In 1972, John Schroeder (a producer who wrote Helen Shapiro’s “Walking Back to Happiness” and also discovered the band that became Status Quo) walked into a Soho nightclub to discover new talent and found Cymande.   The group (all hailing from islands in the Caribbean) had been founded a year earlier by Patrick Patterson (guitar) and Steve Scipio (bass). The pair was joined by Mike Rose (sax, flute, percussion), Sam Kelly (drums), Derek Gibbs (alto sax) and Pablo Gonzales (congas, bongos). A little later, vocalists Ray King and Joey Dee, plus saxophonists Peter Serreo and Desmond Atwell came onboard.

Cymande - Second TimeSchroeder took them into the studio to record their songs (most written by Paterson and Scipio but with contributions from others in the band; vocals alternated but predominantly featured Joey Dee) on what became their self-titled debut LP. He got them signed to Janus in the U.S., an imprint of Chess Records. A single of “The Message” was released and it climbed to the Top 50 on the Billboard Hot 100 and peaked at No. 20 on the R&B Chart. They began an American tour supporting Al Green and becoming the first British band to perform at the famed Apollo Theater.

Ironically, Cymande’s U.S. success didn’t translate to their U.K. home. In Britain, they mostly booked shows in clubs and their second LP in 1973 did not even get a British release. It did better in the U.S. and lead to another American tour where the band had reverted to its core of Patterson, Scipio, Rose, Kelly, Gonzales, Dee and Gibbs.

Cymande released a third and final record in 1974 (which did get issued in the U.K. on Contempo) but it fared poorer than its predecessors. The Nyah-rockers broke up in 1975 with a final single from their last recording session being released in 1976. The members went their separate ways, some into music and others into other pursuits. Some have formed together for various Cymande tributes over the years. In 1981, Paterson produced what was called “a new Cymande project” entitled Arrival, but it is not considered part of the band’s official release canon.

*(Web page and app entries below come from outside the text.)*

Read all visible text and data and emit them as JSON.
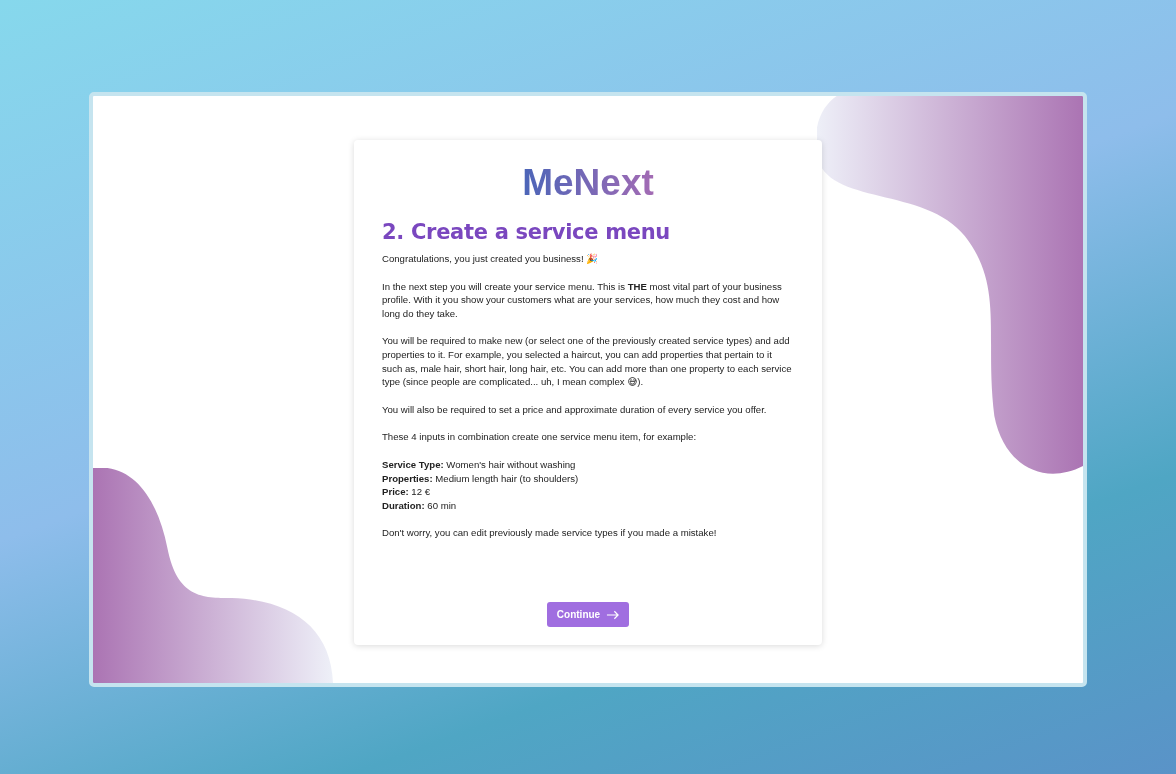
{
  "logo": "MeNext",
  "heading": "2. Create a service menu",
  "paragraphs": [
    "Congratulations, you just created you business! 🎉",
    "In the next step you will create your service menu. This is **THE** most vital part of your business profile. With it you show your customers what are your services, how much they cost and how long do they take.",
    "You will be required to make new (or select one of the previously created service types) and add properties to it. For example, you selected a haircut, you can add properties that pertain to it such as, male hair, short hair, long hair, etc. You can add more than one property to each service type (since people are complicated... uh, I mean complex 😅).",
    "You will also be required to set a price and approximate duration of every service you offer.",
    "These 4 inputs in combination create one service menu item, for example:"
  ],
  "example": [
    "**Service Type:** Women's hair without washing",
    "**Properties:** Medium length hair (to shoulders)",
    "**Price:** 12 €",
    "**Duration:** 60 min"
  ],
  "note": "Don't worry, you can edit previously made service types if you made a mistake!",
  "button": {
    "label": "Continue"
  }
}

After the jump: more on Cymande, including the complete track listings for all three titles plus order links! Read the rest of this entry »

Written by Joe Marchese

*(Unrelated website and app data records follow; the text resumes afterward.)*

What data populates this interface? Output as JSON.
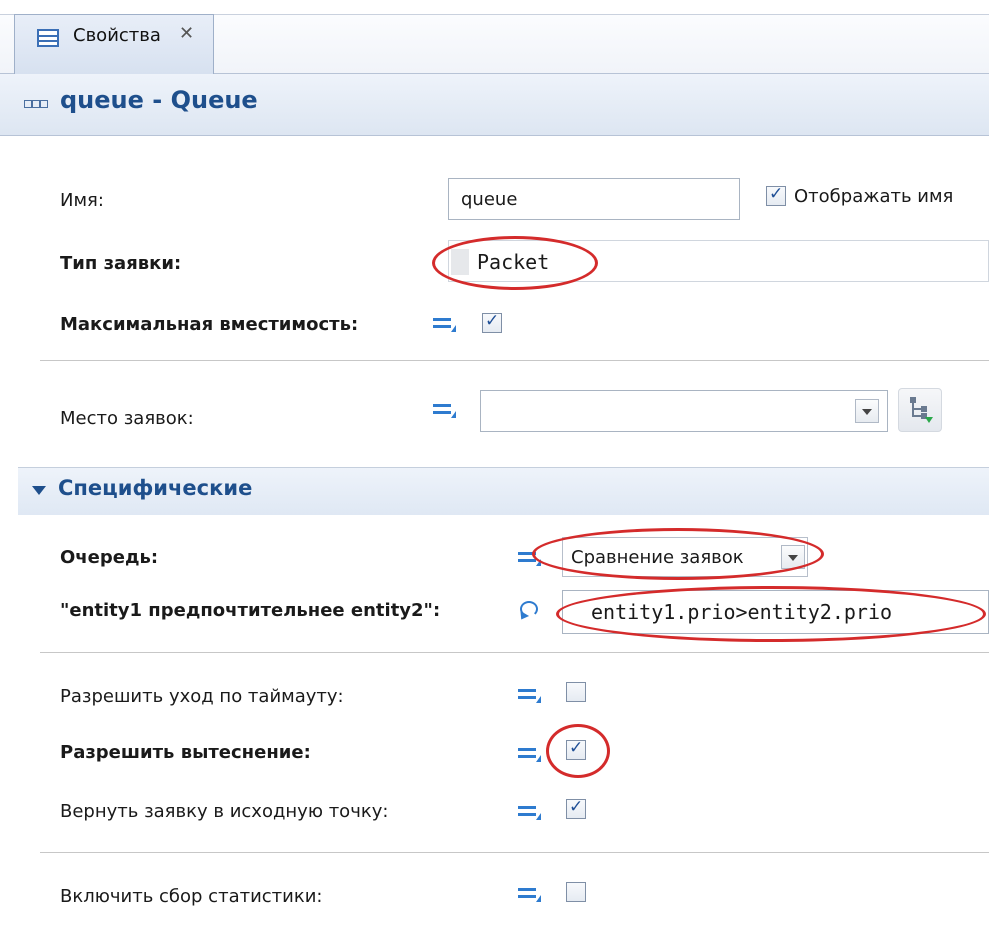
{
  "tab": {
    "label": "Свойства",
    "close_glyph": "✕"
  },
  "header": {
    "title": "queue - Queue"
  },
  "fields": {
    "name_label": "Имя:",
    "name_value": "queue",
    "show_name_label": "Отображать имя",
    "show_name_checked": true,
    "type_label": "Тип заявки:",
    "type_value": "Packet",
    "capacity_label": "Максимальная вместимость:",
    "capacity_checked": true,
    "place_label": "Место заявок:",
    "place_value": ""
  },
  "section": {
    "title": "Специфические",
    "queue_label": "Очередь:",
    "queue_value": "Сравнение заявок",
    "compare_label": "\"entity1 предпочтительнее entity2\":",
    "compare_value": "entity1.prio>entity2.prio",
    "timeout_label": "Разрешить уход по таймауту:",
    "timeout_checked": false,
    "preemption_label": "Разрешить вытеснение:",
    "preemption_checked": true,
    "return_label": "Вернуть заявку в исходную точку:",
    "return_checked": true,
    "stats_label": "Включить сбор статистики:",
    "stats_checked": false
  },
  "icons": {
    "tab": "properties-table-icon",
    "header": "queue-block-icon",
    "equals": "static-value-equals-icon",
    "dynamic": "dynamic-expression-icon",
    "tree": "select-tree-icon"
  },
  "colors": {
    "accent": "#1e4f8c",
    "highlight_oval": "#d42b2b",
    "icon_blue": "#2e7bcf"
  }
}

September 18, 2014 at 10:43

Posted in Cymande, News, Reissues